She Whose Name Shall Be a Blog

She Whose Name Shall Be a Blog

From the land

red haired girl from the bog Patricia Monaghan

“What I know of the spirit, I have learned not from books but from the land. Ireland is a great teacher, for it harks back to a pre-Cartesian world where mind and body and spirit were not yet artificially divided. Similarly, nature and humanity are not separated there.”

These words, from Patrician Monaghan, were among many quotable references in her book Red-Haired Girl from the Bog. When I heard, in 2012, that she had passed, I was devastated. I would never get to meet her. I would never get to read more of her writings on Ireland.

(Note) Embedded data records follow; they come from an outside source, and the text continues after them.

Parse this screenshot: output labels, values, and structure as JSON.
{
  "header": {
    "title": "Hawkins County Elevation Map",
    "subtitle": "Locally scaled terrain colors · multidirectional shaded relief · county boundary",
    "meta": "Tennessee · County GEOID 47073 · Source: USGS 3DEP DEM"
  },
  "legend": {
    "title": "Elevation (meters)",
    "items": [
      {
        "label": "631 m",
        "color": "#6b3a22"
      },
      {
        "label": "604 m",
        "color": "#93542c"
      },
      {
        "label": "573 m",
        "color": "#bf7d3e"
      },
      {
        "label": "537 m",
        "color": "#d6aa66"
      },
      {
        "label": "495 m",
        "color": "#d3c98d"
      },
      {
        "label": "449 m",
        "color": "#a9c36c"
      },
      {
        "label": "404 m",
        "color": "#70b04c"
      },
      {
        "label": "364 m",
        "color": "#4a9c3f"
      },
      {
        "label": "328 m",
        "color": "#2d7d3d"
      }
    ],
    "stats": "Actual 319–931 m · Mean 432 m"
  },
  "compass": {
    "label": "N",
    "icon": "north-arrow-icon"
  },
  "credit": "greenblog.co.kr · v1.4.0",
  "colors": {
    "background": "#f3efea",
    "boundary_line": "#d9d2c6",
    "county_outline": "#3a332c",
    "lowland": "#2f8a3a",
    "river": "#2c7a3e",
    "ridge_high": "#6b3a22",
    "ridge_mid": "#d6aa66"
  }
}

So I take what I can, these beautiful words from her time in Ireland. I take the lessons of conviviality, of living in community, of being a steward to the land.

May we take these lessons and connect with our own land, learn from the place where we are rooted. Instead of drinking the day away, let’s listen to the sound of a waning winter. Let’s welcome spring. Here in Illinois, it’s slow in coming, but coming nonetheless. What a lesson in patience. What a lesson from Ireland, from Patricia. What is your land teaching you?

_________________________

Fleshy Mess

image

 
The sun only rose once,
so I stepped to the edge,
right there were the wilderness began,
and listened to the caws.
It was a becoming,
a metamorphosis
as I joined them high in the trees.
“Learn their language,”
the voice rang out.
And it was easy.
It was easy to walk away from humanity,
to have feathers for a change.
Until I realized that I was not the beautiful Ibis,
I was not the ephemeral beauty
gliding through golden light.
I was the crow, and I always would be.
I’d return to my flesh and be a human crow.
They’d make men of straw to scare me off.
Or maybe I’d just be another fleshy mess,
watching the sun circle me.

Goddess Grove free all weekend!

GG

 

Get your  copy of Goddess Grove, free all weekend!

Muira Brennan must break her town’s curse with her dad’s rosary in one hand and a witch’s spell in the other; maybe the answer isn’t as simple as she thought.

When divorcée Muira Brennan moved her kids to the suburbs, she wasn’t expecting to encounter the magic of Goddess Grove. Can there be hope after loss? Can love break a curse? As Muira juggles her floral business, her children, and her new love interest, Aaron, she is unprepared to add magical abilities to the list. She can’t help but be drawn into her family’s witchcraft, especially when Aaron’s life may depend on it. The mysteries of a family curse, a town ghost, and haunting visions become more manageable as Muira finds help from Aviva, the enchanted young chef and Zoraida, the wise professor. To save their loved ones, the maiden, mother, and crone must end the town’s curse in the enchantment of Goddess Grove.

tailorfairy

Make Your Own Clothes

Knitting Blooms

Video Podcast about all things Knitting!

theopengridbook

Ideas, projects, recipes and general scribbles from my gridbook

Agujas

The Art of Knitting

Me in Stitches

My life in stitches.

NIL Knitting

All things knitting in Northern Illinois

Howard Gardner

Hobbs Professor of Cognition and Education / Harvard Graduate School of Education

Roseann Grove

(pagan) creative writing, exploring the banes of existence.

The Goddess Grove

A sacred space online

hecatedemeter

Undermining the Patriarchy Every Chance I Get. And I Get a Lot of Chances (Copyright Preserved)

Alecia Writes

The coat rack is to your right.

Journeying to the Goddess

Journey with me as I research, rediscover and explore the Goddess in Her many aspects, forms and guises...

Unintentionally Vegan

Fish are friends, not food.

Humanistic Paganism

A community of Humanistic and Naturalistic Pagans

The Matt Walsh Blog

Absolute Truths (and alpaca grooming tips) **Facebook.com/MattWalshBlog

Maya Decipherment

Ideas on Ancient Maya Writing and Iconography

The Girl in the Little Black Dress

Natalie. 16. Fashion Blogger.

Follow

Get every new post delivered to your Inbox.

Join 437 other followers

%d bloggers like this: